It is important to the rule of law that people and governments develop such confidence in the judiciary that they routinely accept and comply with judicial decisions. This acceptance is most necessary in the case of decisions that are controversial and unpopular. Every day courts make decisions that injure or offend people. Of course, there is a greater good underlying these decisions — respect for the law, and the policy goals and the protection of rights that the law represents.

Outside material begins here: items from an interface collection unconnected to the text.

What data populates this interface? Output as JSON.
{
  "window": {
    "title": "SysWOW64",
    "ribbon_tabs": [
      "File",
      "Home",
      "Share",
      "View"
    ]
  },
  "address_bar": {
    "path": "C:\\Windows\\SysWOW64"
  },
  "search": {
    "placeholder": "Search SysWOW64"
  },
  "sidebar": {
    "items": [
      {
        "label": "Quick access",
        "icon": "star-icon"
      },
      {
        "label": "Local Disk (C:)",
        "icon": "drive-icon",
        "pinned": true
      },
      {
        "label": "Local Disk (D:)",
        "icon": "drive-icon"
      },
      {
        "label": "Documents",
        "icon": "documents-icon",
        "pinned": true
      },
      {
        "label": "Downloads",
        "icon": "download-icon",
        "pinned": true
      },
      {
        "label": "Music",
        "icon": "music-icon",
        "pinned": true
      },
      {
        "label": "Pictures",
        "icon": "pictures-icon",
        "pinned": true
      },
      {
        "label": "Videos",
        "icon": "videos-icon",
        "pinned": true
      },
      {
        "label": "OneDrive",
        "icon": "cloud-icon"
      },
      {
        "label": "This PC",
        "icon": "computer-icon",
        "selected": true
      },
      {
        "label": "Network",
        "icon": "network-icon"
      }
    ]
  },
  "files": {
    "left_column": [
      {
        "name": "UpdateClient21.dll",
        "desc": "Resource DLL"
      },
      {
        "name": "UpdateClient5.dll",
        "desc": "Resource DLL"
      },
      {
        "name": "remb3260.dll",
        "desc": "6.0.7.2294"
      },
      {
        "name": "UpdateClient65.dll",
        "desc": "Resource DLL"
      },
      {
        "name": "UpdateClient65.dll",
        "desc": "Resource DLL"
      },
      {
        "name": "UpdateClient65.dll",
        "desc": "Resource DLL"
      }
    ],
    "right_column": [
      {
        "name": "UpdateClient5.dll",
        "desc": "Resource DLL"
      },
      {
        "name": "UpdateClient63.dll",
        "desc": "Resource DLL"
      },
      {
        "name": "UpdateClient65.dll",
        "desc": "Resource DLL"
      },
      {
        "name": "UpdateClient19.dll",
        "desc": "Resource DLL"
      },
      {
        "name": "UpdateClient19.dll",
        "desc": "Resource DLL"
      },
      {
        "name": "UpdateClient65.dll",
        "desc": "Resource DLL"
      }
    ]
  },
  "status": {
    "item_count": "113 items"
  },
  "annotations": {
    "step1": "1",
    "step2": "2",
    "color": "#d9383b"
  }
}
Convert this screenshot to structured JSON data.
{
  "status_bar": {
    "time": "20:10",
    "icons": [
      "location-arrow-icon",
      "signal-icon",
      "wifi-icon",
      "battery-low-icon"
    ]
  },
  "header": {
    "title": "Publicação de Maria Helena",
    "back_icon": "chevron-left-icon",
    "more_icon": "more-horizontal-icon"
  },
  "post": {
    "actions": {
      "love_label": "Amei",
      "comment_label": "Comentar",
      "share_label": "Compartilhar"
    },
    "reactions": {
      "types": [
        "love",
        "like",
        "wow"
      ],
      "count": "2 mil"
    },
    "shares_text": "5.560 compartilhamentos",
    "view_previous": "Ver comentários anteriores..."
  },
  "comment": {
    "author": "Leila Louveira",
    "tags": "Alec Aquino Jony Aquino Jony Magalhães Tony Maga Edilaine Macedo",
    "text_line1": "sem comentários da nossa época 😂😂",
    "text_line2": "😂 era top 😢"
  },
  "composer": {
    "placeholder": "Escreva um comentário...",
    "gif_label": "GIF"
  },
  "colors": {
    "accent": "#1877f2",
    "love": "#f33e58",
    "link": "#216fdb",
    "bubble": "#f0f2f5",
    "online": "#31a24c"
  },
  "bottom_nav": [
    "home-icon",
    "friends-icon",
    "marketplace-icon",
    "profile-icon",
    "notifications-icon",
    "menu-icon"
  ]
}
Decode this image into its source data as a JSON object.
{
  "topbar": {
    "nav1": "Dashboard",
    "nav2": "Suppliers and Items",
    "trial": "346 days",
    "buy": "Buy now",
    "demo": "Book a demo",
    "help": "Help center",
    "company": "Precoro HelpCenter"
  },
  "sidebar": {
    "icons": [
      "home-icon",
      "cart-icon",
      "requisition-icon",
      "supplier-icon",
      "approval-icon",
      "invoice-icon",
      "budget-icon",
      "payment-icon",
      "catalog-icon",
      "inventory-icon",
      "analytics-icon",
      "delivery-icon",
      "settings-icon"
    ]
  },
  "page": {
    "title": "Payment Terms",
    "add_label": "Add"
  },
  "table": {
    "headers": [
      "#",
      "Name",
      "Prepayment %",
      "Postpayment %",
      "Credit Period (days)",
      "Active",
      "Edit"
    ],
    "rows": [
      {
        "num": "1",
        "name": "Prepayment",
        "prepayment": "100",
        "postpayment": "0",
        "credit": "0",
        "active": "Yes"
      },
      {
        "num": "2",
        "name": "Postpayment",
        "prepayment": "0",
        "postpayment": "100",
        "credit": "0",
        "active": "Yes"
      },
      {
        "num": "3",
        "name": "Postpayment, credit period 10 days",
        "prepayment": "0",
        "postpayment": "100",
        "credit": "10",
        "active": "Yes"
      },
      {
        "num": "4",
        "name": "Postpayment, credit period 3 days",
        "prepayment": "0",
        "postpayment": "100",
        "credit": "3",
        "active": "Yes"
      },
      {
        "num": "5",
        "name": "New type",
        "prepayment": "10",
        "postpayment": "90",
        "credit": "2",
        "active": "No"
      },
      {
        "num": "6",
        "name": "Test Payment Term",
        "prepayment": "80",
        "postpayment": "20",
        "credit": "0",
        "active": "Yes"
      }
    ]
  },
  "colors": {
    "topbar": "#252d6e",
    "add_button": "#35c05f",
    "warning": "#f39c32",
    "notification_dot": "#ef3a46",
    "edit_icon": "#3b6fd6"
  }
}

Yet that greater good is not always apparent to losing parties or to those who do not support the court order. And yet the rule of law depends upon peaceful acceptance of those decisions, and compliance with court orders, even if they are strongly resented. Here the argument, familiar for political scientists, seems to be that it would be difficult for a Constitutional Court (or the judiciary at large) to survive institutionally if its decisions were routinely ignored or flouted by those with power and with connections to those with power.
The result would be a system in which who you know and how much money you have would become the only, the absolute only, determinant of whether you will enjoy the protection of the law or whether, alternatively, you will be thrown at the mercy of those with connections, money and power.
What the South African government did by flouting a court order preventing President Al-Bashir from leaving is to open the possibility to a situation in which who you are, how much money you have, and who you know will determine whether your dignity will be respected or undermined and whether your basic rights will be vindicated or ignored. This state of affairs is not compatible with a constitutional democracy in which the inherent human dignity of all are protected – regardless of economic or social status or political affiliations.
It is especially destructive to those without money and with no access to politically connected individuals as the courts are often their last resort. In South Africa courts have a relatively good record at actually listening and hearing the please of poor people whose rights are being flouted. Ignoring court orders is thus an anti-poor and anti-democratic move which, if repeated often enough, will destroy South Africa’s democracy.BACK TO TOP